Still, those silent voices of the past clamor for attention. They too craved connection. Are we not required to reconnect with them, and by so doing, strengthen the privileged present? How do we balance these very really and competing needs? This is a conversation I consistently have with myself, and that we have among our clergy and professional staff as well as with many committed congregants.
I want to share with you a small change in liturgy that we recently made and which is a prime example of the above struggle. In our new prayerbooks, there are a number of places were some of the black words are bracketed. These include additional mention of the matriarchs (imahot) or other women, such as Miriyam. Going forward, we will include all of those bracketed words when praying out loud.
I have been pondering the wisdom of this change for a long time. Our prayers in their standard form glean much of their power from their durable nature. When we pray the Amidah, we understand that a thousand years ago, our ancestors chanted the exact same words. All of those people’s hopes and fears are carried in those ancient words. How powerful! The very rhythms of the language are impacted when we make such slight emendations. There are also halakhic, or legal ramifications, for how and when one can change the structure of the prayers. So change, even small change like this, can be disruptive in many ways. The mourner’s kaddish ends with one of these small adjustments.
Nonetheless, our community is deeply committed to inclusion. This is not a buzz word for us, or the latest flavor of the week. It is a bedrock principle that flows out of how we hear the prophet Isaiah’s word that God’s house should be a house for all people. In popular culture, inclusion tends to refer to how we welcome in classes of people who were previously excluded. As Chesterton’s quote highlights, deep religious inclusion does not differentiate between the living or the dead. Long before him, the Sages of the Mishnah made this claim explicit when they argue that acts of kindness [gemilut hasidim] are a higher good than charity [tzedekah], because they can be performed for both the living and the dead, for rich and poor. We can’t extend rights or recognition to one class by excluding another.
Taken on balance, adding a few words that give symbolic weight to our commitment to inclusion seemed like something tradition could bear. Recognizing the essential contributions of women to Jewish history AND the Jewish present is necessary. Simultaneously, we add these names as emblematic of the many forgotten voices we are still learning to recognize as a culture.
The reason to make this liturgical change, therefore, is because our tradition has a deep and abiding belief in the divine spark we all carry. We change, in other words, to strengthen our tradition, not to weaken it.

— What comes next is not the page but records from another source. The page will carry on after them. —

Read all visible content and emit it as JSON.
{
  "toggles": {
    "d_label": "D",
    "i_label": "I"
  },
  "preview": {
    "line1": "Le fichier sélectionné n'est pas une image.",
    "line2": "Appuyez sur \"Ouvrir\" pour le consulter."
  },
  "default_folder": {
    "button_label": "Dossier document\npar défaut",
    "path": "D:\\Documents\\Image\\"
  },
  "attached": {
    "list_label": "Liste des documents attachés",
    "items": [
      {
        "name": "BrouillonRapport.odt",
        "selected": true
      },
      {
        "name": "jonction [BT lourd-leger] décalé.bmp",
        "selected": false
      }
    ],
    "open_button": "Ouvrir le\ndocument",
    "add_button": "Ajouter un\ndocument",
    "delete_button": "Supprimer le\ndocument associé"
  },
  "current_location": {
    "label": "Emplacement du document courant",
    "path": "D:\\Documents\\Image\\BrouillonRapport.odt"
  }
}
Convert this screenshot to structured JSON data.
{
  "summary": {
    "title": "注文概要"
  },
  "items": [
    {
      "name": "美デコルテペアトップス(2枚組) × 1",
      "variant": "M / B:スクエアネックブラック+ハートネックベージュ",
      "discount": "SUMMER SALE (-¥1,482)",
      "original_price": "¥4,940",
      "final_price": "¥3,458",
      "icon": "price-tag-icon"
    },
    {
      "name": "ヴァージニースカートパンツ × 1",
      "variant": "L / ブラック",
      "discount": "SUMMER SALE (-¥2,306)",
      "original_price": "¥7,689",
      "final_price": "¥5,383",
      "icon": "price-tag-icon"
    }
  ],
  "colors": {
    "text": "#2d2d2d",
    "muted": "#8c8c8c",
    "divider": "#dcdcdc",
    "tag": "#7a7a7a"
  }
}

Shabbat Table Talk
- What is your favorite Jewish tradition?
- How old is it?
- Why is it so precious to you?
- Did you inherit it from a family member or learn it later in life?

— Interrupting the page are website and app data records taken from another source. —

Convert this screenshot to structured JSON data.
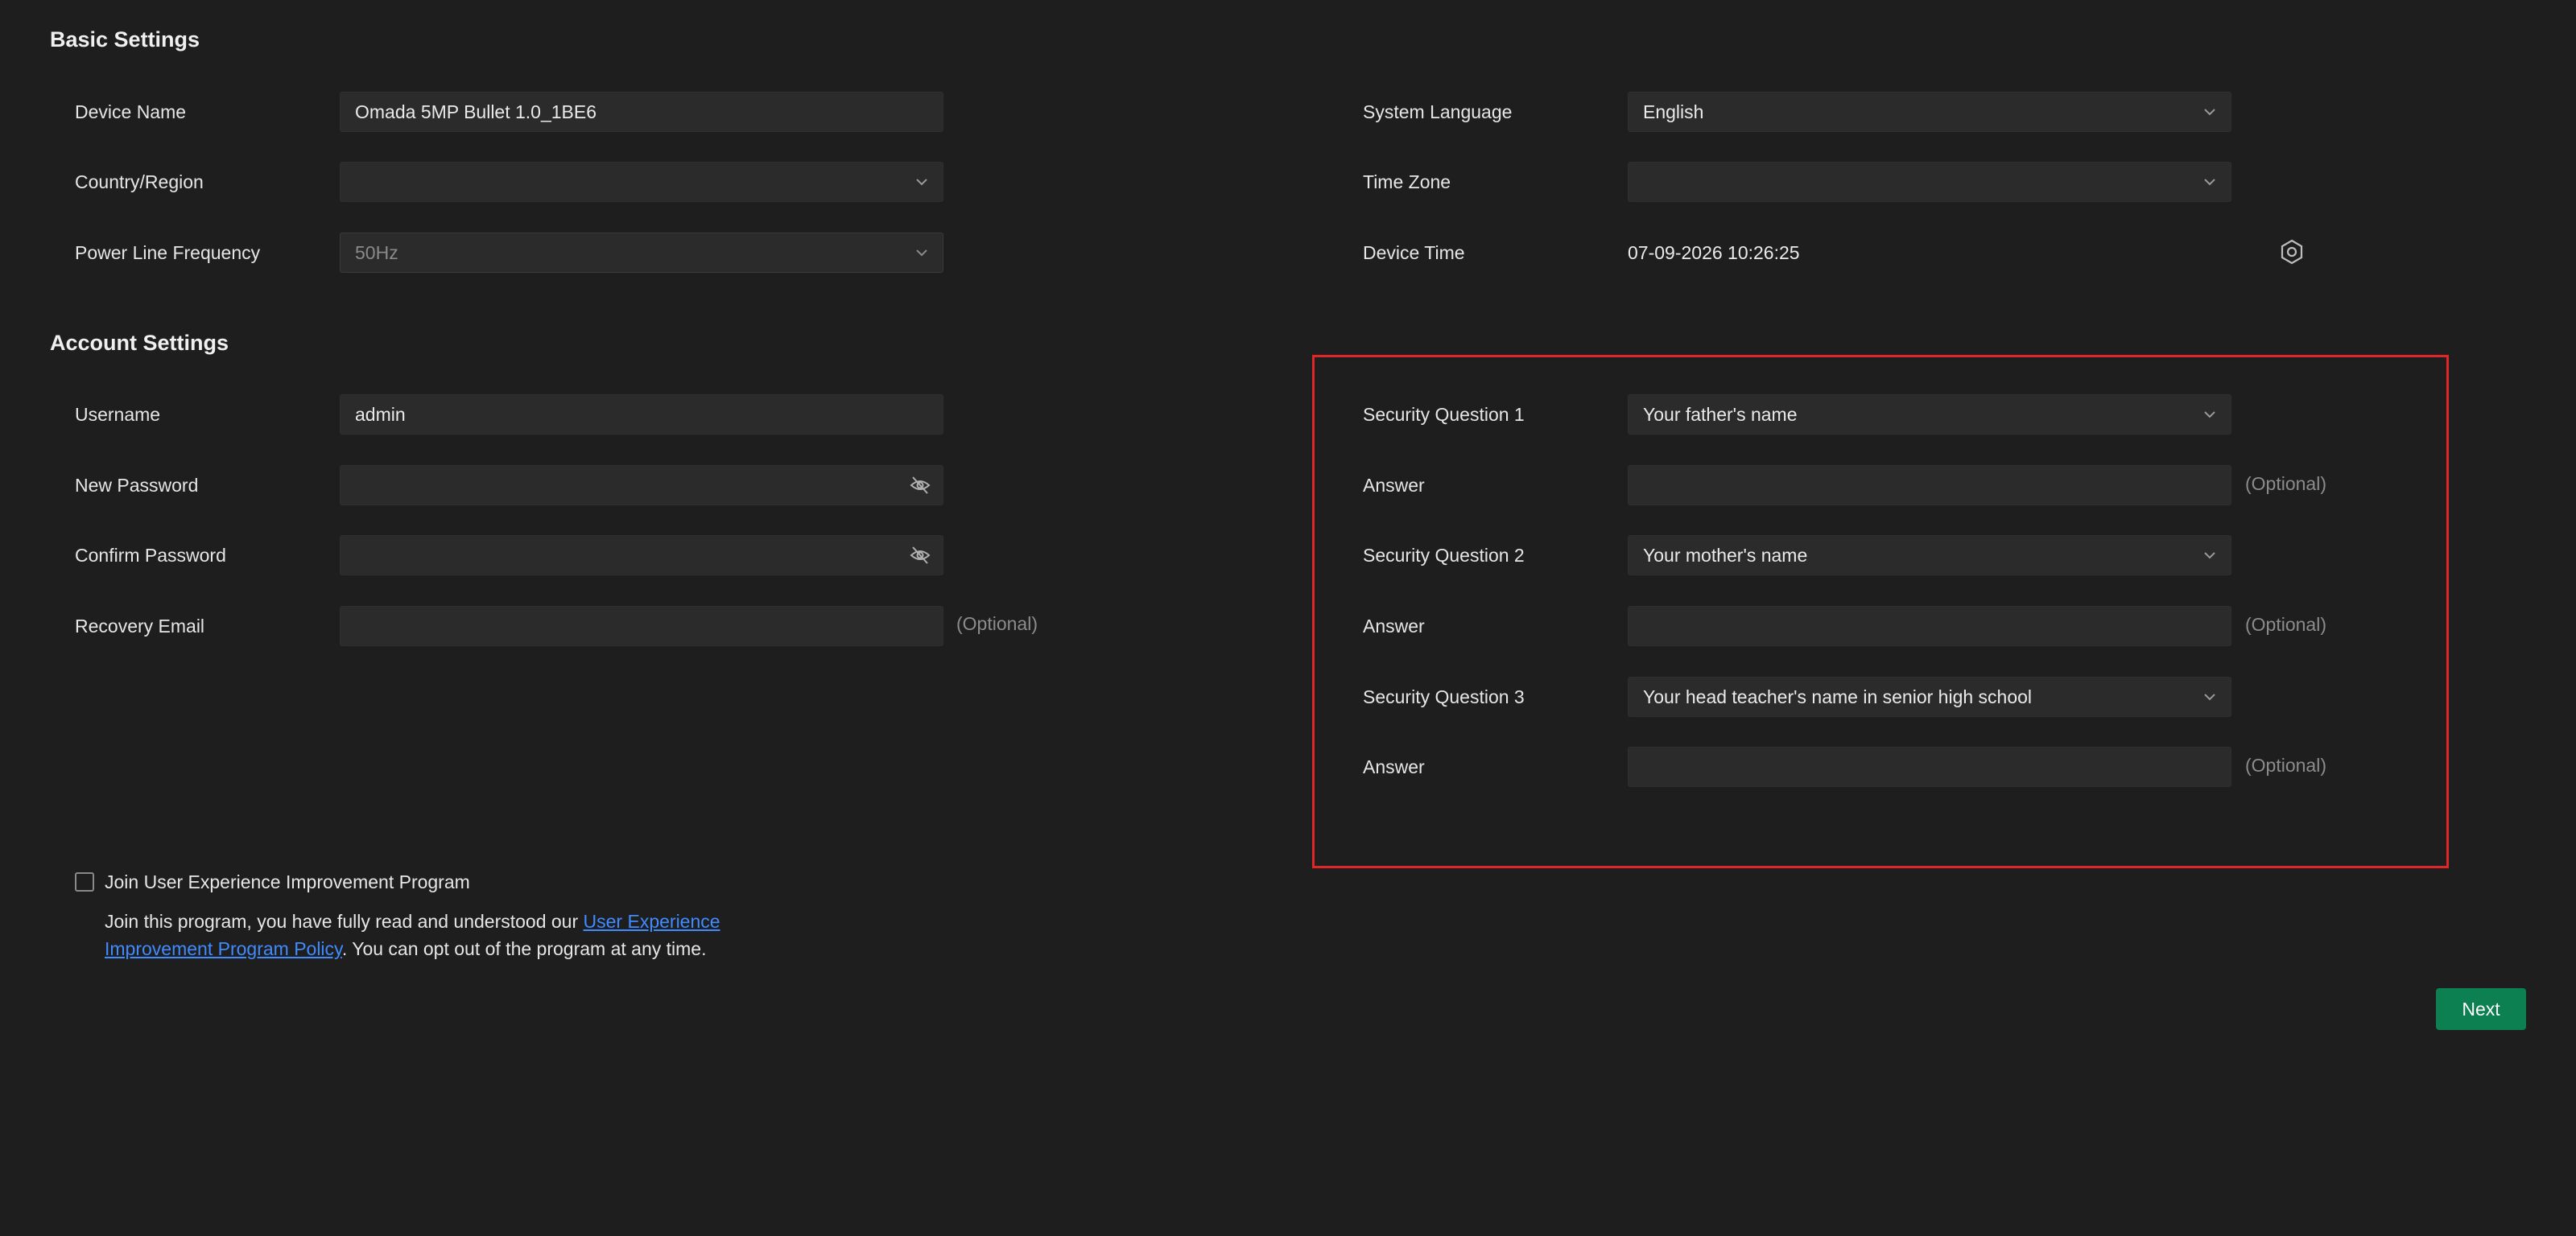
{
  "basic_settings": {
    "title": "Basic Settings",
    "device_name": {
      "label": "Device Name",
      "value": "Omada 5MP Bullet 1.0_1BE6"
    },
    "country_region": {
      "label": "Country/Region",
      "value": ""
    },
    "power_line_frequency": {
      "label": "Power Line Frequency",
      "value": "50Hz"
    },
    "system_language": {
      "label": "System Language",
      "value": "English"
    },
    "time_zone": {
      "label": "Time Zone",
      "value": ""
    },
    "device_time": {
      "label": "Device Time",
      "value": "07-09-2026 10:26:25"
    }
  },
  "account_settings": {
    "title": "Account Settings",
    "username": {
      "label": "Username",
      "value": "admin"
    },
    "new_password": {
      "label": "New Password",
      "value": ""
    },
    "confirm_password": {
      "label": "Confirm Password",
      "value": ""
    },
    "recovery_email": {
      "label": "Recovery Email",
      "value": "",
      "optional": "(Optional)"
    }
  },
  "security": {
    "q1": {
      "label": "Security Question 1",
      "value": "Your father's name"
    },
    "a1": {
      "label": "Answer",
      "value": "",
      "optional": "(Optional)"
    },
    "q2": {
      "label": "Security Question 2",
      "value": "Your mother's name"
    },
    "a2": {
      "label": "Answer",
      "value": "",
      "optional": "(Optional)"
    },
    "q3": {
      "label": "Security Question 3",
      "value": "Your head teacher's name in senior high school"
    },
    "a3": {
      "label": "Answer",
      "value": "",
      "optional": "(Optional)"
    }
  },
  "program": {
    "checkbox_label": "Join User Experience Improvement Program",
    "checked": false,
    "text_before": "Join this program, you have fully read and understood our ",
    "link_text": "User Experience Improvement Program Policy",
    "text_after": ". You can opt out of the program at any time."
  },
  "actions": {
    "next_label": "Next"
  },
  "colors": {
    "background": "#1e1e1e",
    "field": "#2b2b2b",
    "accent_green": "#0c8050",
    "link_blue": "#3f8bff",
    "highlight_red": "#e0252b"
  },
  "icons": {
    "dropdown": "chevron-down-icon",
    "password_toggle": "eye-off-icon",
    "time_settings": "settings-icon"
  }
}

If you’d like to continue this discussion, follow this link to CNS’s Facebook page to share your own perspectives on the topics raised in this week’s Oasis Songs. Comments will be moderated as necessary.